He said the reserve provides many benefits to Beaufort, including protection from wave action, filtration for potential sources of water pollution and a platform for education and research.

“I’d challenge this audience to be the next generation of visionary leadership,” Mayor Newton said. “Let’s think in advance about how we can protect this reserve and the marine environment.”   

National Park Service Cape Lookout National Seashore Superintendent Jeff West was among those who attended the ceremony. Mr. West said the reserve program acts as an important liaison between various agencies and groups.

“I think everyone who works to protect a resource should work together,” he said. “When we have the opportunity to come together, someone has to create it.”

Reserve program volunteer Jeannie Kraus was also at Wednesday’s ceremony. She said she was on the first team that surveyed Carrot Island when the Rachel Carson reserve was being created, and she continues to take tour groups to the reserve to this day.

“The town wouldn’t be the same without it,” she said. “Once they established the docks here, there was more interest in the island. Hopefully it (the interest) will grow and remain for many years.”

Contact Mike Shutak at 252-726-7081 ext. 206, email mike@thenewstimes.com; or follow on Twitter at @mikesccnt.

(0) comments

Welcome to the discussion.

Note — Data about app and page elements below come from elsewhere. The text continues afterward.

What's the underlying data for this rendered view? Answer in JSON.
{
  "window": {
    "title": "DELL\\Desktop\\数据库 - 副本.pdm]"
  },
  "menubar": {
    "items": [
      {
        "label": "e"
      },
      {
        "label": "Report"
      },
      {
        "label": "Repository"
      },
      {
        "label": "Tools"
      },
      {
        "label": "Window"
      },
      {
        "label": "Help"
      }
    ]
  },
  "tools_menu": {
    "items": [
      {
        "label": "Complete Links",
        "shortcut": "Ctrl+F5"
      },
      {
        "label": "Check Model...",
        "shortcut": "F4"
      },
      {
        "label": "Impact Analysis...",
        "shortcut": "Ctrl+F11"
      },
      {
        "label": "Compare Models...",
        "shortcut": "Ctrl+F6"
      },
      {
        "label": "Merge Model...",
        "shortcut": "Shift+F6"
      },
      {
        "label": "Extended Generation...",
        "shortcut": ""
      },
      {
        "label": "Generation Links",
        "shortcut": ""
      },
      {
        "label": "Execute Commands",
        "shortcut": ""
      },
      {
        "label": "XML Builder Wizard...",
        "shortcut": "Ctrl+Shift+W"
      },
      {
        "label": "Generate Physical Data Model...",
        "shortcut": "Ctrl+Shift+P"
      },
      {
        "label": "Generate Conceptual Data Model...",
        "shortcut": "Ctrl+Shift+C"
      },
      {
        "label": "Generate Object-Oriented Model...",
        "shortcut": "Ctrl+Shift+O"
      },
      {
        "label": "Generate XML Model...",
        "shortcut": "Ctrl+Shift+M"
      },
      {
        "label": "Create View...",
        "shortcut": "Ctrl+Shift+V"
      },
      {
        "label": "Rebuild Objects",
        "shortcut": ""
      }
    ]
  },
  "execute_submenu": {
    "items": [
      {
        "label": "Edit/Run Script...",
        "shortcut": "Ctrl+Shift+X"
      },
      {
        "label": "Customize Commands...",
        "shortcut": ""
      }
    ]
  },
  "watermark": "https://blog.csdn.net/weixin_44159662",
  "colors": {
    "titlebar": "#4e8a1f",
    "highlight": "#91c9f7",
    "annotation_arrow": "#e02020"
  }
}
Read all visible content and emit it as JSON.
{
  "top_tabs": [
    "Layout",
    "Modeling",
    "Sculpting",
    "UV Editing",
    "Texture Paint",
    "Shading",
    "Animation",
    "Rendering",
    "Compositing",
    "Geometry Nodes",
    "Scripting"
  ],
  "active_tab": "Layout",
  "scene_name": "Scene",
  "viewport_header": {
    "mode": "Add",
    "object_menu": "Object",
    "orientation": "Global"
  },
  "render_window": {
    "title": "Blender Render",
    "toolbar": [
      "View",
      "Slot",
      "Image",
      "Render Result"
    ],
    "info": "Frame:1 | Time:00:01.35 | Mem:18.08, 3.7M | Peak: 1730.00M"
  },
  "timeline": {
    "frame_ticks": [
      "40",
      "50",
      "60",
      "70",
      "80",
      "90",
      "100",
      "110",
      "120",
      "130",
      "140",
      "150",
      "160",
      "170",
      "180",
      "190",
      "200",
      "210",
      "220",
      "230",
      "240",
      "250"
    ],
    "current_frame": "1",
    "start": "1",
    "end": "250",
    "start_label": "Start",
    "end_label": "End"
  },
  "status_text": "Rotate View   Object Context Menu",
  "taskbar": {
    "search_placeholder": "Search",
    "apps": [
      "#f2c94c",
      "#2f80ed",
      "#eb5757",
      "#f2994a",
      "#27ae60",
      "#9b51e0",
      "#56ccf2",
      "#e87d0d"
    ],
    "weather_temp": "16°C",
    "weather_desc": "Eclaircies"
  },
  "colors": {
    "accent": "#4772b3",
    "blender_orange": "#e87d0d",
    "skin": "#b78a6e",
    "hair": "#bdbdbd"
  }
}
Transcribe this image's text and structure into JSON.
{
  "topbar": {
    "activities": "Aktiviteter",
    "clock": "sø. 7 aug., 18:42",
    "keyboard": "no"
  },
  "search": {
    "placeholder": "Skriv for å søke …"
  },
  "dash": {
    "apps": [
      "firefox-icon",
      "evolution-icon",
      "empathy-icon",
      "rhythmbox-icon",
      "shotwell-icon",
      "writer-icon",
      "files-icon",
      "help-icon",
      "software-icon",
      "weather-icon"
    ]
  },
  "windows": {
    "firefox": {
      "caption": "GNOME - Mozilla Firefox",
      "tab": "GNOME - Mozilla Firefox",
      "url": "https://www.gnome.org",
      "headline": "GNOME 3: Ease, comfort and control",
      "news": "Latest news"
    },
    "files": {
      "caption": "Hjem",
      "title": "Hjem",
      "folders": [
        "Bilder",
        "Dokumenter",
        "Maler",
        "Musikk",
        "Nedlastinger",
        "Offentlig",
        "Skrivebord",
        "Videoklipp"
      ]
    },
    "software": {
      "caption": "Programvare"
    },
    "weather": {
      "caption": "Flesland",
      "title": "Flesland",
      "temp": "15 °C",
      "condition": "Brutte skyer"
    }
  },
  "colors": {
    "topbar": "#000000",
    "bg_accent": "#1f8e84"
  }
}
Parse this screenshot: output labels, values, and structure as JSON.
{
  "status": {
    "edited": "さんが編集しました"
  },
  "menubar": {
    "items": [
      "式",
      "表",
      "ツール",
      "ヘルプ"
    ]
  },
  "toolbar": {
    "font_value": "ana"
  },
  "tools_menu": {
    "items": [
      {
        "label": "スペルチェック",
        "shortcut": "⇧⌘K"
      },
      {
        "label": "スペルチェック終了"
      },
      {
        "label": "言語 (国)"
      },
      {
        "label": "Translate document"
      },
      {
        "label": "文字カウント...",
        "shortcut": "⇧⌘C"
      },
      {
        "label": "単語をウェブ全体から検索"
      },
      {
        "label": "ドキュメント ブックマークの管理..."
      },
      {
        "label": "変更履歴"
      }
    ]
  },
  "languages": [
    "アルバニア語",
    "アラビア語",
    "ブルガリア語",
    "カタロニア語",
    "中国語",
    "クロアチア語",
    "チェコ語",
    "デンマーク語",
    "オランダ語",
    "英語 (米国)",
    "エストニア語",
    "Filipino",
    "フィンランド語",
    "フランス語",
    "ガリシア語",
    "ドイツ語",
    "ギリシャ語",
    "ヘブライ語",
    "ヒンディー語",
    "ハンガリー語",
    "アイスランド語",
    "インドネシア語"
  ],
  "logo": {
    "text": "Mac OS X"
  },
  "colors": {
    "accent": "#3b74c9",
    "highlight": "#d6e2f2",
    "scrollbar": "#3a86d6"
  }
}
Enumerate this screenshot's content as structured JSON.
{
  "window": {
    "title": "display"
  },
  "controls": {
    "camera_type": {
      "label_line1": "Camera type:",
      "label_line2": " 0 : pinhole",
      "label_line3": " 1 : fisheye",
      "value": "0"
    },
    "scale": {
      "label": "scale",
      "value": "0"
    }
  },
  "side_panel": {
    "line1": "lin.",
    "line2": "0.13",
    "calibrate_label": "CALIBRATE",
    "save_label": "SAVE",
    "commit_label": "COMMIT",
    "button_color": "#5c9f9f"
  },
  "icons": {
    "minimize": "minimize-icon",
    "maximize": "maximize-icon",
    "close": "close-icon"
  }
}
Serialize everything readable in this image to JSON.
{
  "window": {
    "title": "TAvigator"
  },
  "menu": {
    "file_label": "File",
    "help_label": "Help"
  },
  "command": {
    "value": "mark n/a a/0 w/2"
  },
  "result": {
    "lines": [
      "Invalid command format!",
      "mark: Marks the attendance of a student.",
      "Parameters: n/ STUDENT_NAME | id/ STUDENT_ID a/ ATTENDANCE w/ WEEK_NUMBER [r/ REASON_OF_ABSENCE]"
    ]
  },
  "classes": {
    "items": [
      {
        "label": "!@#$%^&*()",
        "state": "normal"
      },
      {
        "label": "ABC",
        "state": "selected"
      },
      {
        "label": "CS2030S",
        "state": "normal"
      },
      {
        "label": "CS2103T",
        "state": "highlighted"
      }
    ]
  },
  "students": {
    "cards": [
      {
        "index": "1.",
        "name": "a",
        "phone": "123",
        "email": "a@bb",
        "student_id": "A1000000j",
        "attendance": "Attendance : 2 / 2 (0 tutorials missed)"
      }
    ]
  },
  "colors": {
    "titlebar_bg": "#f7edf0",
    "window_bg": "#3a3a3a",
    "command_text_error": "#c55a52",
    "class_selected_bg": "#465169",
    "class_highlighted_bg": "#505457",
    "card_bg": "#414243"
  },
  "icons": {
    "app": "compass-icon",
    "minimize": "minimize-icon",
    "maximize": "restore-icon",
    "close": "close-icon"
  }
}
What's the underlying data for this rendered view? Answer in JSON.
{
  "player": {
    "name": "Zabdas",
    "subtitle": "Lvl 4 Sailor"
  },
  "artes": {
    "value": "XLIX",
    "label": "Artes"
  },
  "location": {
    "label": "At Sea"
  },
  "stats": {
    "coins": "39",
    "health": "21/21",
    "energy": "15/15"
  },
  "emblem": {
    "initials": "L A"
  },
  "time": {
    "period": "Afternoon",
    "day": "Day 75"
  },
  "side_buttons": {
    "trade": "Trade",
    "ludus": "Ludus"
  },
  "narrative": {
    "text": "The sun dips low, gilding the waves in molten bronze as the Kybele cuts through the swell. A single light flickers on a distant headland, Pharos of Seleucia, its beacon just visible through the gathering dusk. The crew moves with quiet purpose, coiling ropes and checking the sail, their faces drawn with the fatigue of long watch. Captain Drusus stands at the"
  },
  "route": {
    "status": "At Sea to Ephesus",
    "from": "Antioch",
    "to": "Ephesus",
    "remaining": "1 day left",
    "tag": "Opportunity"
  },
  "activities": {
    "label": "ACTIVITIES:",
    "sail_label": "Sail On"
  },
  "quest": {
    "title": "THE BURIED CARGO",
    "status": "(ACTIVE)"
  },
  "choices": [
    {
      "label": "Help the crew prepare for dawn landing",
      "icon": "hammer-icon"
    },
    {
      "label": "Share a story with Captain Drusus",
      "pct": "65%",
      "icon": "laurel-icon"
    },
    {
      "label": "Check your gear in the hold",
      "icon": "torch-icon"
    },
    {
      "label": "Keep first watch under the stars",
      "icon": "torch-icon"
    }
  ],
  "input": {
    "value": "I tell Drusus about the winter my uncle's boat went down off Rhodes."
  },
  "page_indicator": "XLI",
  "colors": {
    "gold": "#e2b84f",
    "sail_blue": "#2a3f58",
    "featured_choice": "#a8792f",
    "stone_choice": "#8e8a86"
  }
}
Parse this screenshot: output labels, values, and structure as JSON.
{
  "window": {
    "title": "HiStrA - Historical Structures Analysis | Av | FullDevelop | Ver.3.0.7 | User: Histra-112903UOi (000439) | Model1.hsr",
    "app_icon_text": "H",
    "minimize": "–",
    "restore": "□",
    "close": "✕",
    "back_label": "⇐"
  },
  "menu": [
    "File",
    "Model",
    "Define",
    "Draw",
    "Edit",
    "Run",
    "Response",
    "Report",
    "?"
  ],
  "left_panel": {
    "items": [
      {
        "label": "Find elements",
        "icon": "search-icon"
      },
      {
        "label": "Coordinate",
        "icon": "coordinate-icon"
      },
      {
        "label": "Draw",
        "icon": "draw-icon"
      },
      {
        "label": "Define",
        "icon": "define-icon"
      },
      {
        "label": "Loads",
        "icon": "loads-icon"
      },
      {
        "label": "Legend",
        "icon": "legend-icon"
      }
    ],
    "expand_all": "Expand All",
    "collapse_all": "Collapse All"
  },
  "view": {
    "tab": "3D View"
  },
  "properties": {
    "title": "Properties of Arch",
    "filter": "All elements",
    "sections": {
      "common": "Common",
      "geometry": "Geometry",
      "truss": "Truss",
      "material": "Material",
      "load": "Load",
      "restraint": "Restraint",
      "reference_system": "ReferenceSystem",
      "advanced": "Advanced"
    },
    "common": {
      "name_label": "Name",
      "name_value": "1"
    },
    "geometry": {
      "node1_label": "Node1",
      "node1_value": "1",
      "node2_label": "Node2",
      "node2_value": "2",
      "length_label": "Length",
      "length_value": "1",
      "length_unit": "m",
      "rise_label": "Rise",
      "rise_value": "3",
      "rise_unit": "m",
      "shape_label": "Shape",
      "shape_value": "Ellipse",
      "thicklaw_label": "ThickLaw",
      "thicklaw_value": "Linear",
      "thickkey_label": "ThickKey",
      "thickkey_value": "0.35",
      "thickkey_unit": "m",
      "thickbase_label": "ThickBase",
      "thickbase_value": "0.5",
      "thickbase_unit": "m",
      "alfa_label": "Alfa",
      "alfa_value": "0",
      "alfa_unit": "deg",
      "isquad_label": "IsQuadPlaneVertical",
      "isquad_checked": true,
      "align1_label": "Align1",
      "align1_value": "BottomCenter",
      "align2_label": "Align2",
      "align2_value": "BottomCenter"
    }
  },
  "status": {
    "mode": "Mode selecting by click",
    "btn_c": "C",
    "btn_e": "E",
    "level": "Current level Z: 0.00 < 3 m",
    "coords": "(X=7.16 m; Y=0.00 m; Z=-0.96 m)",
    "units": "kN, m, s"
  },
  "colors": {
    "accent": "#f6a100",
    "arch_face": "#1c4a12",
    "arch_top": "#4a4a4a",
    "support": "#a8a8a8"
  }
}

Keep it Clean. Please avoid obscene, vulgar, lewd, racist or sexually-oriented language.
PLEASE TURN OFF YOUR CAPS LOCK.
Don't Threaten. Threats of harming another person will not be tolerated.
Be Truthful. Don't knowingly lie about anyone or anything.
Be Nice. No racism, sexism or any sort of -ism that is degrading to another person.
Be Proactive. Use the 'Report' link on each comment to let us know of abusive posts.
Share with Us. We'd love to hear eyewitness accounts, the history behind an article.